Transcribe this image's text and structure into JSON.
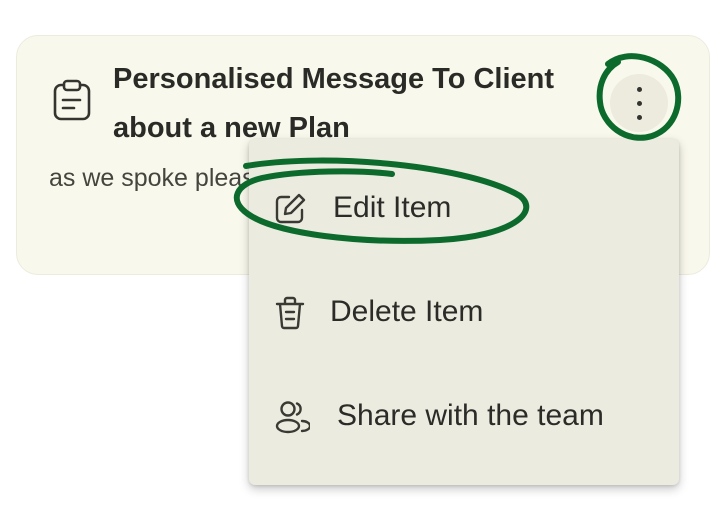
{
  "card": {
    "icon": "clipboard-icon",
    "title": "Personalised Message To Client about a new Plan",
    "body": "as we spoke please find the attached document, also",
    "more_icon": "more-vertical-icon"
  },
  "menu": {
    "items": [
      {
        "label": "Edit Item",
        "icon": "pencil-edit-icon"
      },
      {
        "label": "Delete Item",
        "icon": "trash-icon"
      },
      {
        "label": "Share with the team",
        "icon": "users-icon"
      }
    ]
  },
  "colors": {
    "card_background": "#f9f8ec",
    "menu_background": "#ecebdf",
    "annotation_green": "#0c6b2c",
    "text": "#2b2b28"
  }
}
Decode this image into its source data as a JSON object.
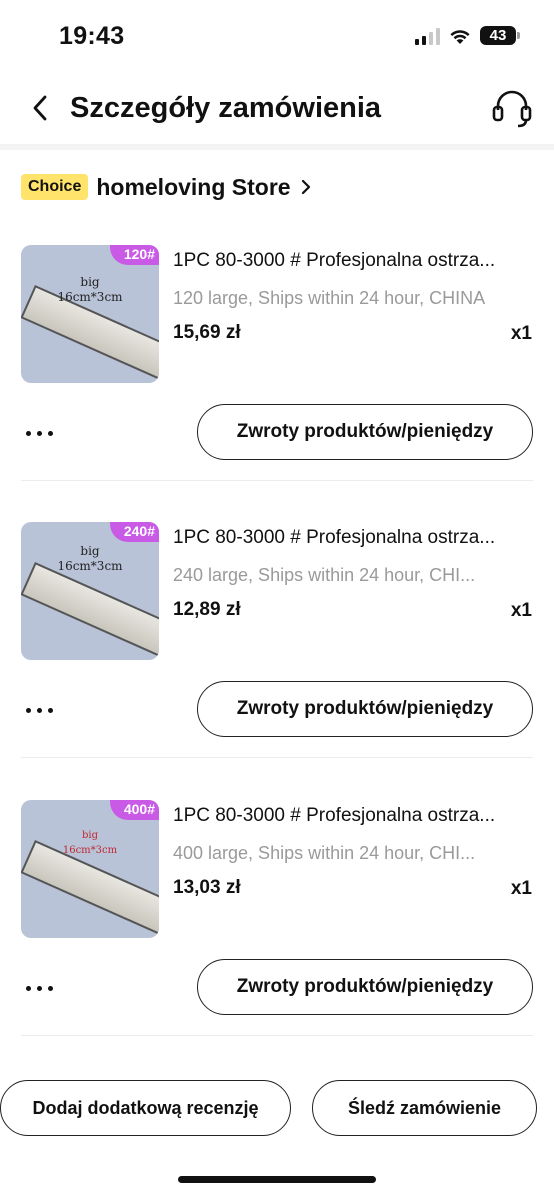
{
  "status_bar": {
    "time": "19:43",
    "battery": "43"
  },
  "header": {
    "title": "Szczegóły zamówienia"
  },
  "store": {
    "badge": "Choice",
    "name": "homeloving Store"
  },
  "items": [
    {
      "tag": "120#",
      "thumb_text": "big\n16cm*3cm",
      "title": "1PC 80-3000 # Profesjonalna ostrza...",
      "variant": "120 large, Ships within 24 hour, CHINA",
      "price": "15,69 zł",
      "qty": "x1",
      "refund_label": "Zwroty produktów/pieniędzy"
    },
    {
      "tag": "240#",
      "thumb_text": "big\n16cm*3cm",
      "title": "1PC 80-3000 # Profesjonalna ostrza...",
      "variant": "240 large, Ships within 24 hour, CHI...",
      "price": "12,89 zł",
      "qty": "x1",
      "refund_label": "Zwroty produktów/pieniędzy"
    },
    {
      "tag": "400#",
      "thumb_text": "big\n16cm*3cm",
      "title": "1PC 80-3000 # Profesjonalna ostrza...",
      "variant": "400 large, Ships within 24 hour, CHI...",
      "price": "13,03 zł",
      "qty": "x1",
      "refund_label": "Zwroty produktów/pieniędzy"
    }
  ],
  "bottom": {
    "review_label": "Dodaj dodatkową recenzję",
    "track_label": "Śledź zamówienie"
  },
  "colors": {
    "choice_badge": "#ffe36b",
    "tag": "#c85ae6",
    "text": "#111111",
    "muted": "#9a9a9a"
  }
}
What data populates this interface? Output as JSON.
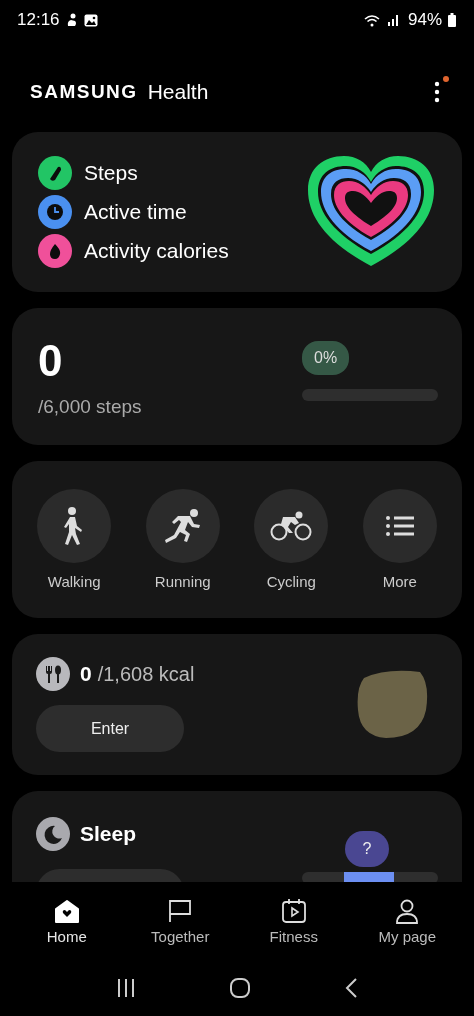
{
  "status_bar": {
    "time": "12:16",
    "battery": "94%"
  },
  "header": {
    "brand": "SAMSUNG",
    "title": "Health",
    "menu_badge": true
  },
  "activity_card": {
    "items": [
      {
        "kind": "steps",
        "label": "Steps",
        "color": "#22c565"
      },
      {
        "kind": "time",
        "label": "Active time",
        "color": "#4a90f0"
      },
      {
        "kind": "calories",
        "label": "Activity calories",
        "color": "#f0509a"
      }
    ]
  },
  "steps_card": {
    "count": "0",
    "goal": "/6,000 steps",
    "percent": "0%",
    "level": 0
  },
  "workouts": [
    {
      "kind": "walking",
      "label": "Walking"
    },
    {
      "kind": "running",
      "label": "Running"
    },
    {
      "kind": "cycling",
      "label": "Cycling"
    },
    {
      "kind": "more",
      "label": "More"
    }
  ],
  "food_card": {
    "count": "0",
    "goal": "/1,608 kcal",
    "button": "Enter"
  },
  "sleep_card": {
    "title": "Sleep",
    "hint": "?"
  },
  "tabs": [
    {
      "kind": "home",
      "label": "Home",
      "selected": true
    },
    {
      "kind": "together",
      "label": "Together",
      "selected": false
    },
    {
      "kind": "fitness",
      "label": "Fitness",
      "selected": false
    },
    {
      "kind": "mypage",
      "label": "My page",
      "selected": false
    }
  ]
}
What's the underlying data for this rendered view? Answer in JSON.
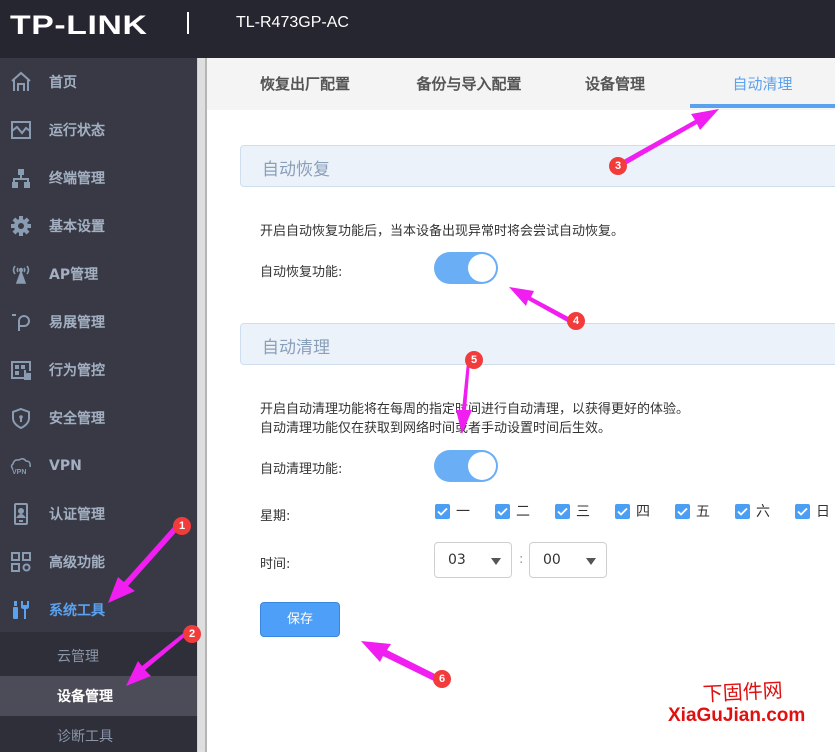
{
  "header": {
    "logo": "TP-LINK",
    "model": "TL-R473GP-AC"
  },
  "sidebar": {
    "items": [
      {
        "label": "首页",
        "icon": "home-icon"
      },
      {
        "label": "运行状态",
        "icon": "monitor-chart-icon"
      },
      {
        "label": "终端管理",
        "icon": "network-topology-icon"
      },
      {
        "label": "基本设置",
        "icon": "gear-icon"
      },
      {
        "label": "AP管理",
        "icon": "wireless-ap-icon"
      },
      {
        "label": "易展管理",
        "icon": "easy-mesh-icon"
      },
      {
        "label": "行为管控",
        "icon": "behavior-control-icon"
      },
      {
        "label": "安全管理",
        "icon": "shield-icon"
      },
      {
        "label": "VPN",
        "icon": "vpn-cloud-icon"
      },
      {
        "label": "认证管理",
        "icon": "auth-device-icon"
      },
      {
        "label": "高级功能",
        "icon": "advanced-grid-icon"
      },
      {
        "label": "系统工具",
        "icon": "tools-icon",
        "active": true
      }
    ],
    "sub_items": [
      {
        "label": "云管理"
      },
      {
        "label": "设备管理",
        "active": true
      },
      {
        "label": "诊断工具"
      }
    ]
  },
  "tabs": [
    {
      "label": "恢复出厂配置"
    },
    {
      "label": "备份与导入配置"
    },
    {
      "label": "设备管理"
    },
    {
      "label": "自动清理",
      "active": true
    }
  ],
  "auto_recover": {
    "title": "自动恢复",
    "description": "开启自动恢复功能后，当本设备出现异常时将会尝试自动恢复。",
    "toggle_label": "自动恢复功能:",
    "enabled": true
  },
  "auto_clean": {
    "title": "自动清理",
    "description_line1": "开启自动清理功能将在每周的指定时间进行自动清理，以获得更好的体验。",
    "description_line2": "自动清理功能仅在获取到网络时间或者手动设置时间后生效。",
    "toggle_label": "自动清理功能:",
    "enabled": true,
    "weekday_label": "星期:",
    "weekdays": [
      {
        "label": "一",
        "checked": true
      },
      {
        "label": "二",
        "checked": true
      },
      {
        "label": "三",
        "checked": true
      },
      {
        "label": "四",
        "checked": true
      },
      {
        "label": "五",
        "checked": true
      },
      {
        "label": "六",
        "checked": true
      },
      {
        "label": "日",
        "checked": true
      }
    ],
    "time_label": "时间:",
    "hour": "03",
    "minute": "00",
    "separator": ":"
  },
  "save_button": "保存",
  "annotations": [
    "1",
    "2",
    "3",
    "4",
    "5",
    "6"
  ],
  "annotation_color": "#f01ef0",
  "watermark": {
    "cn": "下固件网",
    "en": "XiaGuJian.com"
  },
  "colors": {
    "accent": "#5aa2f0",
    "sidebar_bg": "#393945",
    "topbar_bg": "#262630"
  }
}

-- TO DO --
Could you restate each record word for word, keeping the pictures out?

-- PROBLEM SOLUTION --
Transcribe this image's text and structure into JSON.
{
  "card": {
    "icon": "clipboard-icon",
    "title": "Personalised Message To Client about a new Plan",
    "body": "as we spoke please find the attached document, also",
    "more_icon": "more-vertical-icon"
  },
  "menu": {
    "items": [
      {
        "label": "Edit Item",
        "icon": "pencil-edit-icon"
      },
      {
        "label": "Delete Item",
        "icon": "trash-icon"
      },
      {
        "label": "Share with the team",
        "icon": "users-icon"
      }
    ]
  },
  "colors": {
    "card_background": "#f9f8ec",
    "menu_background": "#ecebdf",
    "annotation_green": "#0c6b2c",
    "text": "#2b2b28"
  }
}
Decode this image into its source data as a JSON object.
{
  "status_bar": {
    "time": "19:43",
    "battery": "43"
  },
  "header": {
    "title": "Szczegóły zamówienia"
  },
  "store": {
    "badge": "Choice",
    "name": "homeloving Store"
  },
  "items": [
    {
      "tag": "120#",
      "thumb_text": "big\n16cm*3cm",
      "title": "1PC 80-3000 # Profesjonalna ostrza...",
      "variant": "120 large, Ships within 24 hour, CHINA",
      "price": "15,69 zł",
      "qty": "x1",
      "refund_label": "Zwroty produktów/pieniędzy"
    },
    {
      "tag": "240#",
      "thumb_text": "big\n16cm*3cm",
      "title": "1PC 80-3000 # Profesjonalna ostrza...",
      "variant": "240 large, Ships within 24 hour, CHI...",
      "price": "12,89 zł",
      "qty": "x1",
      "refund_label": "Zwroty produktów/pieniędzy"
    },
    {
      "tag": "400#",
      "thumb_text": "big\n16cm*3cm",
      "title": "1PC 80-3000 # Profesjonalna ostrza...",
      "variant": "400 large, Ships within 24 hour, CHI...",
      "price": "13,03 zł",
      "qty": "x1",
      "refund_label": "Zwroty produktów/pieniędzy"
    }
  ],
  "bottom": {
    "review_label": "Dodaj dodatkową recenzję",
    "track_label": "Śledź zamówienie"
  },
  "colors": {
    "choice_badge": "#ffe36b",
    "tag": "#c85ae6",
    "text": "#111111",
    "muted": "#9a9a9a"
  }
}
What data populates this interface? Output as JSON.
{
  "status_bar": {
    "time": "12:16",
    "battery": "94%"
  },
  "header": {
    "brand": "SAMSUNG",
    "title": "Health",
    "menu_badge": true
  },
  "activity_card": {
    "items": [
      {
        "kind": "steps",
        "label": "Steps",
        "color": "#22c565"
      },
      {
        "kind": "time",
        "label": "Active time",
        "color": "#4a90f0"
      },
      {
        "kind": "calories",
        "label": "Activity calories",
        "color": "#f0509a"
      }
    ]
  },
  "steps_card": {
    "count": "0",
    "goal": "/6,000 steps",
    "percent": "0%",
    "level": 0
  },
  "workouts": [
    {
      "kind": "walking",
      "label": "Walking"
    },
    {
      "kind": "running",
      "label": "Running"
    },
    {
      "kind": "cycling",
      "label": "Cycling"
    },
    {
      "kind": "more",
      "label": "More"
    }
  ],
  "food_card": {
    "count": "0",
    "goal": "/1,608 kcal",
    "button": "Enter"
  },
  "sleep_card": {
    "title": "Sleep",
    "hint": "?"
  },
  "tabs": [
    {
      "kind": "home",
      "label": "Home",
      "selected": true
    },
    {
      "kind": "together",
      "label": "Together",
      "selected": false
    },
    {
      "kind": "fitness",
      "label": "Fitness",
      "selected": false
    },
    {
      "kind": "mypage",
      "label": "My page",
      "selected": false
    }
  ]
}
What's the underlying data for this rendered view? Answer in JSON.
{
  "header": {
    "logo": "TP-LINK",
    "model": "TL-R473GP-AC"
  },
  "sidebar": {
    "items": [
      {
        "label": "首页",
        "icon": "home-icon"
      },
      {
        "label": "运行状态",
        "icon": "monitor-chart-icon"
      },
      {
        "label": "终端管理",
        "icon": "network-topology-icon"
      },
      {
        "label": "基本设置",
        "icon": "gear-icon"
      },
      {
        "label": "AP管理",
        "icon": "wireless-ap-icon"
      },
      {
        "label": "易展管理",
        "icon": "easy-mesh-icon"
      },
      {
        "label": "行为管控",
        "icon": "behavior-control-icon"
      },
      {
        "label": "安全管理",
        "icon": "shield-icon"
      },
      {
        "label": "VPN",
        "icon": "vpn-cloud-icon"
      },
      {
        "label": "认证管理",
        "icon": "auth-device-icon"
      },
      {
        "label": "高级功能",
        "icon": "advanced-grid-icon"
      },
      {
        "label": "系统工具",
        "icon": "tools-icon",
        "active": true
      }
    ],
    "sub_items": [
      {
        "label": "云管理"
      },
      {
        "label": "设备管理",
        "active": true
      },
      {
        "label": "诊断工具"
      }
    ]
  },
  "tabs": [
    {
      "label": "恢复出厂配置"
    },
    {
      "label": "备份与导入配置"
    },
    {
      "label": "设备管理"
    },
    {
      "label": "自动清理",
      "active": true
    }
  ],
  "auto_recover": {
    "title": "自动恢复",
    "description": "开启自动恢复功能后，当本设备出现异常时将会尝试自动恢复。",
    "toggle_label": "自动恢复功能:",
    "enabled": true
  },
  "auto_clean": {
    "title": "自动清理",
    "description_line1": "开启自动清理功能将在每周的指定时间进行自动清理，以获得更好的体验。",
    "description_line2": "自动清理功能仅在获取到网络时间或者手动设置时间后生效。",
    "toggle_label": "自动清理功能:",
    "enabled": true,
    "weekday_label": "星期:",
    "weekdays": [
      {
        "label": "一",
        "checked": true
      },
      {
        "label": "二",
        "checked": true
      },
      {
        "label": "三",
        "checked": true
      },
      {
        "label": "四",
        "checked": true
      },
      {
        "label": "五",
        "checked": true
      },
      {
        "label": "六",
        "checked": true
      },
      {
        "label": "日",
        "checked": true
      }
    ],
    "time_label": "时间:",
    "hour": "03",
    "minute": "00",
    "separator": ":"
  },
  "save_button": "保存",
  "annotations": [
    "1",
    "2",
    "3",
    "4",
    "5",
    "6"
  ],
  "annotation_color": "#f01ef0",
  "watermark": {
    "cn": "下固件网",
    "en": "XiaGuJian.com"
  },
  "colors": {
    "accent": "#5aa2f0",
    "sidebar_bg": "#393945",
    "topbar_bg": "#262630"
  }
}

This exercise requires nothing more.